Task prompt →
Across the whole listing, filter for the string "main" and copy every line that has it.

Source data →
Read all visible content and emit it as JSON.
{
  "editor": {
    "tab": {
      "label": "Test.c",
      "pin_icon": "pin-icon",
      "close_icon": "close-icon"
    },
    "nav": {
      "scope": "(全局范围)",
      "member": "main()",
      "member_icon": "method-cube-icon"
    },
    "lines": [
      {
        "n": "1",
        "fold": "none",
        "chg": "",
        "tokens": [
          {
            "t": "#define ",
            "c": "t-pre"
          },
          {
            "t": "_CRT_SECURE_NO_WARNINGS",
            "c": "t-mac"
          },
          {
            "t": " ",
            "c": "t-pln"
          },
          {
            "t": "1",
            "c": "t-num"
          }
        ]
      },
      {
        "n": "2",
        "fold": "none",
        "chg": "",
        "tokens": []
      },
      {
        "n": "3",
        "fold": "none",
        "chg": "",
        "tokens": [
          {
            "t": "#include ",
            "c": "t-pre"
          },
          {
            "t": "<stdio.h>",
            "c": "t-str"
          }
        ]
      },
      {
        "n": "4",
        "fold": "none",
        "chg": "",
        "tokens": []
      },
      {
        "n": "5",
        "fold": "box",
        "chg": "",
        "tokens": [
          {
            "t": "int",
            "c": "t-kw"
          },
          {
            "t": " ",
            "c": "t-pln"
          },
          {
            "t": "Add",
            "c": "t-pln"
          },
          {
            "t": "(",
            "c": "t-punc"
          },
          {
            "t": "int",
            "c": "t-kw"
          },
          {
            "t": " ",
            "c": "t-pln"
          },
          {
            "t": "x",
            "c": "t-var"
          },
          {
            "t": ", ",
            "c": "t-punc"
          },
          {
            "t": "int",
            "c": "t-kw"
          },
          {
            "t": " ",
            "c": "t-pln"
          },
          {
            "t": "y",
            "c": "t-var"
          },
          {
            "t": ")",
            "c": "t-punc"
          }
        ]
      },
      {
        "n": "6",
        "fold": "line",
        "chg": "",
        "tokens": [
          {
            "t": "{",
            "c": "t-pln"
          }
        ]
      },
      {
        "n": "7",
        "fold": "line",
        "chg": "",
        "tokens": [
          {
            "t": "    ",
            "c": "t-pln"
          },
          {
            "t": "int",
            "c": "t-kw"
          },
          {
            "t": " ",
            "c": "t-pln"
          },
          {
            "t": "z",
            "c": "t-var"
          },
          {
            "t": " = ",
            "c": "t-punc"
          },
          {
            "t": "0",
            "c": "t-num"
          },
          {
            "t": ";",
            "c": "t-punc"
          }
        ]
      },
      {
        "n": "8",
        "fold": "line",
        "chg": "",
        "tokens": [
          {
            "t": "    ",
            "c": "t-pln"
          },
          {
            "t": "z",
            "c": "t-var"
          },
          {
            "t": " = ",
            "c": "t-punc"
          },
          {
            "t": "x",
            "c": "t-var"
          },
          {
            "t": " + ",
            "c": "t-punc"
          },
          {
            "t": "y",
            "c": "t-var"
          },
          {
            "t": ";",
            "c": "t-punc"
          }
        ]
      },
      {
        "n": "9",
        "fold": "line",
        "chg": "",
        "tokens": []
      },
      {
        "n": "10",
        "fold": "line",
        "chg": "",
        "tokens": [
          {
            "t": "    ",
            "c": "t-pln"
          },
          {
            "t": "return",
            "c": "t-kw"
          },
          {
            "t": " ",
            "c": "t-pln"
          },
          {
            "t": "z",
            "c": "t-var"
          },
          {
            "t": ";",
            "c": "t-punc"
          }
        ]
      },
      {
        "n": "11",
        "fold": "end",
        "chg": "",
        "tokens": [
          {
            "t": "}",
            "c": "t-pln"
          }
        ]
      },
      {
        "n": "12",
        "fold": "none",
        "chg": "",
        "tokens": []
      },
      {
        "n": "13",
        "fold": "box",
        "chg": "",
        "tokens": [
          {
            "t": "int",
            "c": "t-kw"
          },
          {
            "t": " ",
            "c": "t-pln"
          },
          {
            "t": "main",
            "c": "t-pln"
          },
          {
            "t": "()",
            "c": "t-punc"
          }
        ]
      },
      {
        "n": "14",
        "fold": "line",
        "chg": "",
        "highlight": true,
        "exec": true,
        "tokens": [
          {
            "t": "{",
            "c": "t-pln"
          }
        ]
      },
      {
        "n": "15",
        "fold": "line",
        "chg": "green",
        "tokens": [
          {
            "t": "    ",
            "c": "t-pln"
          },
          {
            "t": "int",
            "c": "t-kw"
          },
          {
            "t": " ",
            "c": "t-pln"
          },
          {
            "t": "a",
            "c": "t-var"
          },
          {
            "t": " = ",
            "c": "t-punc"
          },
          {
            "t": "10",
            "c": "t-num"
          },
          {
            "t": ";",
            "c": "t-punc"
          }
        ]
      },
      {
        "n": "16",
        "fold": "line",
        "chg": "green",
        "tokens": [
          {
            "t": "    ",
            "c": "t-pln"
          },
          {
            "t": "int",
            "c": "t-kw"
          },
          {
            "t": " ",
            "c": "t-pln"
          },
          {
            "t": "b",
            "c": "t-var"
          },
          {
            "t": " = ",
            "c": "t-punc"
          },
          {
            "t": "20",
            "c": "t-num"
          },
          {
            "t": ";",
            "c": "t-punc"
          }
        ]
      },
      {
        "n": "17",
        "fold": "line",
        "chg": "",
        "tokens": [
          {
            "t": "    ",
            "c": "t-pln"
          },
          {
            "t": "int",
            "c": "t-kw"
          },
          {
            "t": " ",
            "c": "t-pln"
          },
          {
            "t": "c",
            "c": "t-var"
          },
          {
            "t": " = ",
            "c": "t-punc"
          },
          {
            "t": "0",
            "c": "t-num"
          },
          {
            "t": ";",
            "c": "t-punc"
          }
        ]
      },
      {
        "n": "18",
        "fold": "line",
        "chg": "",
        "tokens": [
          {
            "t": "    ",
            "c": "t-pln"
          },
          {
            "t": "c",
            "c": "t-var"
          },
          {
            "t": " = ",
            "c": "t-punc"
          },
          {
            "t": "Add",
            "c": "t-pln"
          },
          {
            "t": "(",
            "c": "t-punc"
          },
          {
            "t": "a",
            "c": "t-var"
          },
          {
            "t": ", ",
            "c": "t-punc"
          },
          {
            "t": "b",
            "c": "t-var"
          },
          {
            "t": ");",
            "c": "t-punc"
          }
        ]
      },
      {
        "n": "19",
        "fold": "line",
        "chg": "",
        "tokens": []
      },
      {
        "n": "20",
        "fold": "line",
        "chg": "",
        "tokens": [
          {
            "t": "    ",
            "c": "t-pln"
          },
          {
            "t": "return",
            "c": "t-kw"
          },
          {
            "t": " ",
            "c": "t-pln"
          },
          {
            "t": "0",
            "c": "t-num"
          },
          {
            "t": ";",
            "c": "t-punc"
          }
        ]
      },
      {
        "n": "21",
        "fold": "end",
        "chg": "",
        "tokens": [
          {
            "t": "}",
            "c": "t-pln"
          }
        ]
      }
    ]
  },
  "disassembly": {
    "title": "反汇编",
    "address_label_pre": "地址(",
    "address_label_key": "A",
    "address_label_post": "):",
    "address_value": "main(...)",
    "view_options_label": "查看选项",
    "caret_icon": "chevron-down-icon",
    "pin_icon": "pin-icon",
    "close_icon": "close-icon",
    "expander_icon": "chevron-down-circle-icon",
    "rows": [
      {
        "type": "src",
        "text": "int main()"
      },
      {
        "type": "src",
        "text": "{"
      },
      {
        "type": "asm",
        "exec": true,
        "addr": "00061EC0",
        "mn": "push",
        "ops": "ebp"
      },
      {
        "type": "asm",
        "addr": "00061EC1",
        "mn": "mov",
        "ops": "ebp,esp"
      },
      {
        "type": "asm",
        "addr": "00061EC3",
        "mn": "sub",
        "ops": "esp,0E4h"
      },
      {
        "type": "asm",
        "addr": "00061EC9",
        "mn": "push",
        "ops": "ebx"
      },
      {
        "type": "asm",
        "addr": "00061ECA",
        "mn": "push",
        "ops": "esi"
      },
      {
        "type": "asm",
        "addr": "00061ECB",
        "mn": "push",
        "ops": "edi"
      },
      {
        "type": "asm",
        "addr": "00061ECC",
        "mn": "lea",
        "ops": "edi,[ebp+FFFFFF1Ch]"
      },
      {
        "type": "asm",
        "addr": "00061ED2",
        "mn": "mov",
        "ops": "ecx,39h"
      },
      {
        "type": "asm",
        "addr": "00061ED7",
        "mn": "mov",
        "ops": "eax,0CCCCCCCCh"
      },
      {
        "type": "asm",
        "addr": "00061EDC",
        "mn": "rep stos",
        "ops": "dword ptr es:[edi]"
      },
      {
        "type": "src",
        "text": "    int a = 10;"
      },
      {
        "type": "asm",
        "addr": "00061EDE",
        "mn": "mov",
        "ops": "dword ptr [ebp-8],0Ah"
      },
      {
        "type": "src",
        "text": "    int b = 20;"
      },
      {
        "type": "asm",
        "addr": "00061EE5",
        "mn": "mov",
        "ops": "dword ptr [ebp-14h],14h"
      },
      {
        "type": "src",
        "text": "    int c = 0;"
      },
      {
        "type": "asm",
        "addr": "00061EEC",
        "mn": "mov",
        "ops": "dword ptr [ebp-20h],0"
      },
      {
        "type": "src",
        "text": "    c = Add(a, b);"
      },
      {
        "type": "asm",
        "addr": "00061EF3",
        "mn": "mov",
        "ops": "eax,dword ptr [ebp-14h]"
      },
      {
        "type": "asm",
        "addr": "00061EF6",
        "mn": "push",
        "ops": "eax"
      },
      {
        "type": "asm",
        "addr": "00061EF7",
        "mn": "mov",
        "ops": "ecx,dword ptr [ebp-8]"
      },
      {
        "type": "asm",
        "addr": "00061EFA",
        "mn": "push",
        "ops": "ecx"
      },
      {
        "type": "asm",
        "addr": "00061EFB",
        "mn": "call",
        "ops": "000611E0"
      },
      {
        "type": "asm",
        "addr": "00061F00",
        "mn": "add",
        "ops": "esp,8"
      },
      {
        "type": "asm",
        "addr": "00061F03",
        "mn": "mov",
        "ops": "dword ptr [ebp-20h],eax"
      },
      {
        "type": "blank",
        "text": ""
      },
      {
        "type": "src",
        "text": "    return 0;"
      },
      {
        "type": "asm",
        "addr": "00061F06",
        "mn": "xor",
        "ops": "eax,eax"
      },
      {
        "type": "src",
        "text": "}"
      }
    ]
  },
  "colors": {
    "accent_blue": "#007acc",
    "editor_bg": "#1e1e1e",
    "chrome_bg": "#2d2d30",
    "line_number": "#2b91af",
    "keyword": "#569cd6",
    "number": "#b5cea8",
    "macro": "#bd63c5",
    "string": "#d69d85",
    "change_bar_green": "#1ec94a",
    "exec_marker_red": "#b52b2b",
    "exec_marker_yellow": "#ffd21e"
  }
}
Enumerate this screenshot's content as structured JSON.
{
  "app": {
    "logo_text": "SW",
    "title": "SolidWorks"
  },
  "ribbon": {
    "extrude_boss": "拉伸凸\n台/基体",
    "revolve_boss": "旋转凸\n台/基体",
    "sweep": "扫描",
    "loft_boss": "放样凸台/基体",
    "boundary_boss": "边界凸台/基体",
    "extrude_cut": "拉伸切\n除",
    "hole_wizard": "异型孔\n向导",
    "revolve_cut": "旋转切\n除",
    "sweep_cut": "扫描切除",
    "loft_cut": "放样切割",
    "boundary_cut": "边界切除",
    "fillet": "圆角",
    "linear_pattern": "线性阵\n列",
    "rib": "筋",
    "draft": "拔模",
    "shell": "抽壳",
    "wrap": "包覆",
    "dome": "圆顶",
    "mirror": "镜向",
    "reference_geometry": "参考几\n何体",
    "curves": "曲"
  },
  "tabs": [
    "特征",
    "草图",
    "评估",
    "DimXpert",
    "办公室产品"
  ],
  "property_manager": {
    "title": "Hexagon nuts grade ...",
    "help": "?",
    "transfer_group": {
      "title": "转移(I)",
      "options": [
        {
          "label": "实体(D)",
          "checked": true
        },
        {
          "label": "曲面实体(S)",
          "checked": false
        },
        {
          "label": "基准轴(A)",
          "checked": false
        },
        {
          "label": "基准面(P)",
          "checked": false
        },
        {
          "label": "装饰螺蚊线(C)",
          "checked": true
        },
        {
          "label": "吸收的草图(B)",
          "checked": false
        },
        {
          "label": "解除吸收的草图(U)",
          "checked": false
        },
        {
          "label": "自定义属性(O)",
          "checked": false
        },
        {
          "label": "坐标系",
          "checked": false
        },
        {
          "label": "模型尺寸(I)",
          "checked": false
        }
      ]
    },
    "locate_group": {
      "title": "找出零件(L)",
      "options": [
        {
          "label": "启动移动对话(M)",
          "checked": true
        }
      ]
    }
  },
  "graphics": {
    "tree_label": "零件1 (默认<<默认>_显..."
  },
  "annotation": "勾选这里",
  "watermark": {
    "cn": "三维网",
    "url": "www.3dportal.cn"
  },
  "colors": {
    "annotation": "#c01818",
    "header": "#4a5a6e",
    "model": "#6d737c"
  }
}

Answer to this exercise →
      "member": "main()",
            "t": "main",
    "address_value": "main(...)",
        "text": "int main()"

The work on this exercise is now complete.